Working in the 1890s Johan Kjeldahl, a Danish chemist at the Carlsberg Brewery was given the task of finding out how much protein was in grain to be used to make malt for beer production. The less protein in the grain used at the brewery, the more beer could be made, since protein is not needed in the process of alcohol fermentation. Kjeldahl was successful and developed a method to measure the amount of nitrogen in the grain, which is found in protein, but not in sugars. Thus, the amount of nitrogen found in the grain, the more protein the grain had. One day, in July of 1900 Johan Kjeldahl died suddenly at the age of 50. His vacancy at the brewery attracted the attention of a young Danish chemist named Søren Peter Lauritz Sørensen. Sørensen grew up wanting to become a doctor, but became interested in inorganic chemistry and geology. During college he worked the summers on geological surveys of Denmark, but his real passion was chemistry. He had hope to become a teacher, but the position at Carlsberg Brewery paid much more, and he secured the job at the brewery. He took up a new task in understanding how proteins and other complex organic molecules can be broken down. Proteins can be broken down by heating them up to hot temperatures, and brewers boiled the grains to make malt, but it was also known that acids could break down proteins as well. Working at the brewery Sørensen undertook a careful study of how acids work.
Acids are formed when molecules of a substance containing ionic bonds that include hydrogen is added to water, for example HCl (hydrochloric acid). The hydrogen H+ cations will separate from the Cl− anions resulting in dissolution, like in salt (NaCl). However, the hydrogen H+ cations are highly reactive once dissolved and will react with complex organic proteins breaking them apart.

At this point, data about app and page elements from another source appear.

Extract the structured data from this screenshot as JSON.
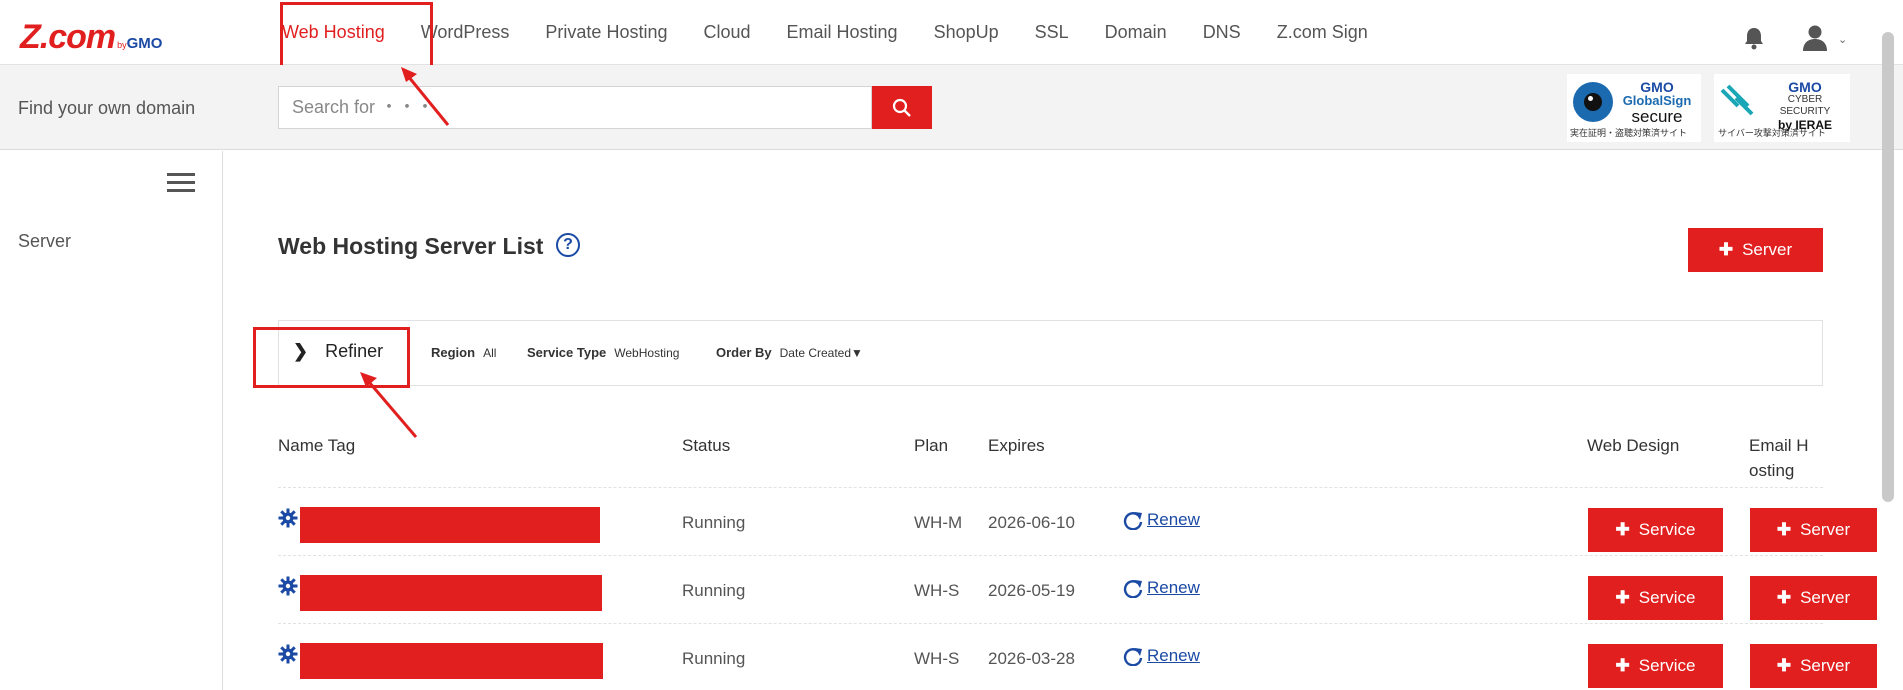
{
  "logo": {
    "main": "Z.com",
    "by": "by",
    "gmo": "GMO"
  },
  "nav": {
    "items": [
      "Web Hosting",
      "WordPress",
      "Private Hosting",
      "Cloud",
      "Email Hosting",
      "ShopUp",
      "SSL",
      "Domain",
      "DNS",
      "Z.com Sign"
    ],
    "active_index": 0
  },
  "search": {
    "label": "Find your own domain",
    "placeholder": "Search for ・・・"
  },
  "badges": {
    "globalsign": {
      "gmo": "GMO",
      "name": "GlobalSign",
      "secure": "secure",
      "caption": "実在証明・盗聴対策済サイト"
    },
    "ierae": {
      "gmo": "GMO",
      "line1": "CYBER SECURITY",
      "line2": "by IERAE",
      "caption": "サイバー攻撃対策済サイト"
    }
  },
  "sidebar": {
    "items": [
      "Server"
    ]
  },
  "main": {
    "title": "Web Hosting Server List",
    "help": "?",
    "add_button": "Server",
    "refiner": {
      "label": "Refiner",
      "filters": [
        {
          "key": "Region",
          "value": "All"
        },
        {
          "key": "Service Type",
          "value": "WebHosting"
        },
        {
          "key": "Order By",
          "value": "Date Created▼"
        }
      ]
    },
    "columns": [
      "Name Tag",
      "Status",
      "Plan",
      "Expires",
      "Web Design",
      "Email H\nosting"
    ],
    "rows": [
      {
        "status": "Running",
        "plan": "WH-M",
        "expires": "2026-06-10",
        "renew": "Renew",
        "web_design": "Service",
        "email_hosting": "Server"
      },
      {
        "status": "Running",
        "plan": "WH-S",
        "expires": "2026-05-19",
        "renew": "Renew",
        "web_design": "Service",
        "email_hosting": "Server"
      },
      {
        "status": "Running",
        "plan": "WH-S",
        "expires": "2026-03-28",
        "renew": "Renew",
        "web_design": "Service",
        "email_hosting": "Server"
      }
    ]
  },
  "colors": {
    "accent": "#e11f1f",
    "link": "#1b4aa5",
    "band": "#f3f3f3"
  }
}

What makes a liquid an acid is how many hydrogen H+ cations are dissolved within the liquid. One way to neutralize these excess hydrogen H+ cations is to introduce a substance containing OH− anions, like Ca(OH)2 (calcium hydroxide). These OH− anions will react with the H+ cations and form H2O. Liquids that contain an excess of OH− anions are called basic, while liquids that contain an excess of H+ cations are called acidic. Pure water (H2O) will contain no excess H+ cations, nor excess OH− anions, and will be neutral.
In his laboratory at the brewery, Sørensen needed to develop a method to classify various liquids into a scale of how acidic or basic they were in his experiments. In 1909 he developed a logarithmic scale now widely used in chemistry, geology, and biology. Later modified in 1924 into the pH scale.
Sørensen knew that there would always be a tiny amount of H+ cations, even in liquids with abundant OH− anions. The amount of H+ cations would be exponentially smaller and smaller the more OH− anions are added. In neutral water Sørensen found that active H+ cations was only 0.000000003540133 per mole, having to write out such small numbers with so many zeros was not particularly useful, so instead Sørensen developed a simple method using an inverse logarithmic scale, which means the larger the value of H+ cations in a liquid, the smaller the number on the scale would be.
A liquid with 0.5 H+ cations per mole would have a very low pH of 0.3, while a liquid with a tiny amount, say 0.0000000001 H+ cations per mole would have a high pH of 10. Liquids with pH below 7 are acidic, while liquids with pH above 7 are basic. Bleaches and other household cleaners on this scale have around 13.5 pH, while vinegar is around 3 pH. Extremely low and high pH can easily break down proteins, with an excess of either H+ cations or OH− anions. These liquids on the high and low end of the scale are highly corrosive and dangerous, including liquid drain cleaner (very high pH) and battery acid (very low pH). Understanding pH is really important in understanding Earth’s water, because water is a powerful solvent, and will break ionic bonds resulting in mixtures of water with varying amounts of H+ cations or OH− anions. This will be particularly important in understanding the chemistry of rain, groundwater, rivers, lakes and oceans on Earth.